Fruit and Vegetable Farmers Talk About Pesticide Use Via New Alliance for Food and Farming Web Content



April 2, 2012

contact:  Marilyn Dolan or Teresa Thorne

phone: (831) 786-1666

Watsonville, CA -- Today the Alliance for Food and Farming, a nonprofit group representing farmers of fruits and vegetables, announced the addition of a new section to its website featuring real farmers talking about pest and disease control methods on both conventional and organic produce farms.  The website can be found at under the section titled “Ask the Experts.”

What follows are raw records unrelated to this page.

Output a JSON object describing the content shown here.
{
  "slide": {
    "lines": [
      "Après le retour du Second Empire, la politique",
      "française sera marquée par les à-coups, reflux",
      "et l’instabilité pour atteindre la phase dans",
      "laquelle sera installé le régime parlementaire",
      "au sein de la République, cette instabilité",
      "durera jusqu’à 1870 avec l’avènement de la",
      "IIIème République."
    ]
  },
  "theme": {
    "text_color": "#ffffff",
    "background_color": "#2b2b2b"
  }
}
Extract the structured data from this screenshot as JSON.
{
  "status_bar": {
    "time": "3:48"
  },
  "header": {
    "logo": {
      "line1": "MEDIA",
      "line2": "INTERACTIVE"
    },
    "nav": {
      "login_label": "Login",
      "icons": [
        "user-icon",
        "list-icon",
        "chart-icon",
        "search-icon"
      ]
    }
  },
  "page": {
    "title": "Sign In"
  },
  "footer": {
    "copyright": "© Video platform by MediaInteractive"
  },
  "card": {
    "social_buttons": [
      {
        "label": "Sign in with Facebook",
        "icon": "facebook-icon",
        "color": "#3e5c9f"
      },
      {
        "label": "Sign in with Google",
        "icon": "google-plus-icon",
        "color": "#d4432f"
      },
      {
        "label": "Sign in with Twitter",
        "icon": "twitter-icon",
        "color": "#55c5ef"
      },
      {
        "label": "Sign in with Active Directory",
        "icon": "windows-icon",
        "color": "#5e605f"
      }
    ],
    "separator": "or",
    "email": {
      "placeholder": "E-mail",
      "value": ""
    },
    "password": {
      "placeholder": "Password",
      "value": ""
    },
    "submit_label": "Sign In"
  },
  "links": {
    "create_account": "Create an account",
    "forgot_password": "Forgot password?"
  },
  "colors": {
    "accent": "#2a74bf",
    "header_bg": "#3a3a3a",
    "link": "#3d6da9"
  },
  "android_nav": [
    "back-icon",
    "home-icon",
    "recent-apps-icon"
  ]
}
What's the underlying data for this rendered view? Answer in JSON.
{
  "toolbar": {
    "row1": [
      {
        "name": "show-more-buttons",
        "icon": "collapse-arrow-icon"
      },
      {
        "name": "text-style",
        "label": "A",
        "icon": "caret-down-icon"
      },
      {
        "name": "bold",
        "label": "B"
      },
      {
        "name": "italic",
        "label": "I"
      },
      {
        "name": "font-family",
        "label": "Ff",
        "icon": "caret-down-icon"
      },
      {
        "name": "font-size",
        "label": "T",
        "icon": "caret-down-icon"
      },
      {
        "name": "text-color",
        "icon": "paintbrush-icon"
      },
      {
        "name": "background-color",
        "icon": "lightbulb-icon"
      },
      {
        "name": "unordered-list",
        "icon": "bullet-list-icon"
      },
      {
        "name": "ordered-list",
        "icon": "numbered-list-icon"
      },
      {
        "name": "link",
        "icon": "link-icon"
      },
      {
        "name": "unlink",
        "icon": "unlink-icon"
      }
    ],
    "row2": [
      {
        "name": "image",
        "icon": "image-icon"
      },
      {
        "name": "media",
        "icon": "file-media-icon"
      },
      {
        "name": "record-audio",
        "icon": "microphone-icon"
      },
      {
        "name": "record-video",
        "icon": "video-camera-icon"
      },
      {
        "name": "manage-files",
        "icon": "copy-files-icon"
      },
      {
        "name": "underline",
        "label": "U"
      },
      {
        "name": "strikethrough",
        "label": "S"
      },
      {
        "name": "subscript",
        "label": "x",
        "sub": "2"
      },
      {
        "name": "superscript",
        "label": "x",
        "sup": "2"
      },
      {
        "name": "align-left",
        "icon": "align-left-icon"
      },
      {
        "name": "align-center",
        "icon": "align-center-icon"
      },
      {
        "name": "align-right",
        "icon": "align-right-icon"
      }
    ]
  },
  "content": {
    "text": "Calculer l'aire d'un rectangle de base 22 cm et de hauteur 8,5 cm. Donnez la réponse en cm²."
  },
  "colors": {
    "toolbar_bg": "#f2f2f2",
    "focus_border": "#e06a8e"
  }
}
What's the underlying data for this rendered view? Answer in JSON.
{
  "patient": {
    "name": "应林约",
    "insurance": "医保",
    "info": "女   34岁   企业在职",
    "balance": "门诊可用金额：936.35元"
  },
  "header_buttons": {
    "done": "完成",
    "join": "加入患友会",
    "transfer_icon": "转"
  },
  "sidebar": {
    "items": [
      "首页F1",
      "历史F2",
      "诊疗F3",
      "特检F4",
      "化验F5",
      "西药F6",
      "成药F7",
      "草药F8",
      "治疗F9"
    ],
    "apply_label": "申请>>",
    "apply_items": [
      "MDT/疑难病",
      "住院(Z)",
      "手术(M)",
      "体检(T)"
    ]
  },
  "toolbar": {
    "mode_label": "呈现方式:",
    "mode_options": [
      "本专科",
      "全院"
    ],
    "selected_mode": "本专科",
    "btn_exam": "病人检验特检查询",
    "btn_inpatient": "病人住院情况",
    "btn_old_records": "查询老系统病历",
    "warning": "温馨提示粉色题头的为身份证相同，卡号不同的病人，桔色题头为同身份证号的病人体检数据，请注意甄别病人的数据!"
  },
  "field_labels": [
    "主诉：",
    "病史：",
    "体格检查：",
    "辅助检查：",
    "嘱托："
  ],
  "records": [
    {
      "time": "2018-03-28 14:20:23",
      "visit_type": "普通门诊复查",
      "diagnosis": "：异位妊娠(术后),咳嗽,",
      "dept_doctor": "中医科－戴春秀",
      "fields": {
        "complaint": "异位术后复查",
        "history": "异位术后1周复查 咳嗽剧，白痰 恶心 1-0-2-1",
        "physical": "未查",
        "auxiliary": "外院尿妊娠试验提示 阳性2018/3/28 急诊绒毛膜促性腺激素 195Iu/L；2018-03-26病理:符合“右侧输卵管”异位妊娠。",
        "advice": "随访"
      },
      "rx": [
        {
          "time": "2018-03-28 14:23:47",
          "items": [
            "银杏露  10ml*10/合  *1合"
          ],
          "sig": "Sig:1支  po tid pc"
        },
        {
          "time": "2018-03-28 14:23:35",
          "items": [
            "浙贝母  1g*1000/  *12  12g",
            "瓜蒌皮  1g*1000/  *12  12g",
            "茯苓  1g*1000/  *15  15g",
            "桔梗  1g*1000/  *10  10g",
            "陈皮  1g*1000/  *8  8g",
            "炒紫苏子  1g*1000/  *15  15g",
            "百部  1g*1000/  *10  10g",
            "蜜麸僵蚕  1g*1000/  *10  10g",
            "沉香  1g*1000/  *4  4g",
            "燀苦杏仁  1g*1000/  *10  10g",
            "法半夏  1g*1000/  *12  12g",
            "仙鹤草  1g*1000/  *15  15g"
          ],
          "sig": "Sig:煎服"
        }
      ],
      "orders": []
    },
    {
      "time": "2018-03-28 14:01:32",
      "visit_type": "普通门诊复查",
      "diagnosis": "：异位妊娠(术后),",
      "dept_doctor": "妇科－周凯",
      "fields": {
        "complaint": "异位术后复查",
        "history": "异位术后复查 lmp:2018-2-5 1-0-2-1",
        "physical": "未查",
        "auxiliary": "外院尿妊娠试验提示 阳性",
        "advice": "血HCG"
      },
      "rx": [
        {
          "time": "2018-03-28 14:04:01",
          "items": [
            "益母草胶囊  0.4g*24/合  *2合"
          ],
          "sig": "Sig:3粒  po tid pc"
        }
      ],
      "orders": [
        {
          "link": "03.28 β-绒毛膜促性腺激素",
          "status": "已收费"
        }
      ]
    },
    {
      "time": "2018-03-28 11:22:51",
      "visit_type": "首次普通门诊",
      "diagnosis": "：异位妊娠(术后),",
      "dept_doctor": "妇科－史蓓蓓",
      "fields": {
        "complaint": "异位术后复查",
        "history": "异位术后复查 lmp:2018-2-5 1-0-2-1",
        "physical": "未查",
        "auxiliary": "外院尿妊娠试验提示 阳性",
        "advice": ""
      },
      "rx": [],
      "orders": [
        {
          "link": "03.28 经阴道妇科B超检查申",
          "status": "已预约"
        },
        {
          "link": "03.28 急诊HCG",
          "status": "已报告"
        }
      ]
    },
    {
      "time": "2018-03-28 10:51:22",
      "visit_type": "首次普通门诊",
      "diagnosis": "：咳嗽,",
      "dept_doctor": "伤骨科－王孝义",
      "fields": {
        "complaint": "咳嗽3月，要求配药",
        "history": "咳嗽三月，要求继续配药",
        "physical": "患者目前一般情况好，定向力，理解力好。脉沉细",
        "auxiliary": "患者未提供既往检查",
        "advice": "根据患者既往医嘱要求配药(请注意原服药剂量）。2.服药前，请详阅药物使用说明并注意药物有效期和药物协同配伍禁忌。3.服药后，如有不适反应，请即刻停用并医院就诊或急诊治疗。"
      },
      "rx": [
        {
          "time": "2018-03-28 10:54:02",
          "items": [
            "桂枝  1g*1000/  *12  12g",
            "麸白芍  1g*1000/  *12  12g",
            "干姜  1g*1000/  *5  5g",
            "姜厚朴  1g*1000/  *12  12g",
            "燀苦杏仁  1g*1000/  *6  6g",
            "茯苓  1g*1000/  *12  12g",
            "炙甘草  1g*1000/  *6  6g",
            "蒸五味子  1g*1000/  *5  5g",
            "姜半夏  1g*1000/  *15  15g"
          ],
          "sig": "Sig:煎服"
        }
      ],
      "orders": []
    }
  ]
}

“Who better to talk with consumers about how fruits and vegetables are grown than the farmers of these products themselves?” said Marilyn Dolan Executive Director of the Alliance for Food and Farming. “Farmers understand that consumers are concerned about the safety of the foods they eat and feed their children, especially when it comes to the issue of pesticide residues.  Our website is devoted exclusively to the topic of pesticide residues and utilizes credible, science-based information consumers often don’t receive from other sources.”

Dolan explained this new section of the website features interviews with real farmers who grow both conventionally and organically-grown fruits and vegetables.  In these interviews farmers explain how pesticide use has changed over the past several years; they describe the strict government regulations that must be followed whenever pesticides are applied on conventional or organic acreage and they note the increasing similarities between pest and disease control methods used on their organic farms and practices used on conventional farms.

“Pesticide use statistics in California, where a significant percentage of the U.S.-produced fruits and vegetables are grown, show that the use of older, broad-based pesticides has declined 66 percent in the past ten years,” said Dolan, noting that an independent analysis of long-term pesticide use trends in California agriculture can also be found on the Safe Fruits and Veggies website.  “Today just 2 percent of all pesticides used in California are in this category of broad-based pesticides, while 39 percent of the pesticides used are registered for organic farming.”

Dolan noted that farmers are increasingly transitioning to reduced risk and more environmentally-friendly pesticides. “These farmers use many of the same pest and disease control strategies on both their organic and conventional farms, including using the same pesticides,” said Dolan.  She also explained that when farmers do use a pesticide on their conventional acreage in California they must comply with over 70 laws to ensure the safety of their actions.

“What people don’t realize is that farmers and their families often live and work on their own farms, and they feed the foods they grow to their own children.  This is strong motivation to use the safest farming practices possible,” said Dolan, but she encouraged people to come to the website and hear from farmers themselves. 

Farmer interviews on the site are organized into brief segments designed to answer common questions consumers may have about pesticide use and the site allows for people to submit their own questions.  The Alliance for Food and Farming has plans to add additional interviews from farmers as well as video footage of other experts on the topic of pesticide residues and safety over the next few months.


About the Alliance for Food and Farming: The Alliance for Food and Farming is a non-profit organization formed in 1989 which represents organic and conventional farmers and farms of all sizes.  Alliance contributors are limited to farmers of fruits and vegetables, companies that sell, market or ship fruits and vegetables or organizations that represent produce farmers.  Our mission is to deliver credible information to consumers about the safety of fruits and vegetables.  The Alliance does not engage in any lobbying activities, nor do we accept any money or support from the pesticide industry.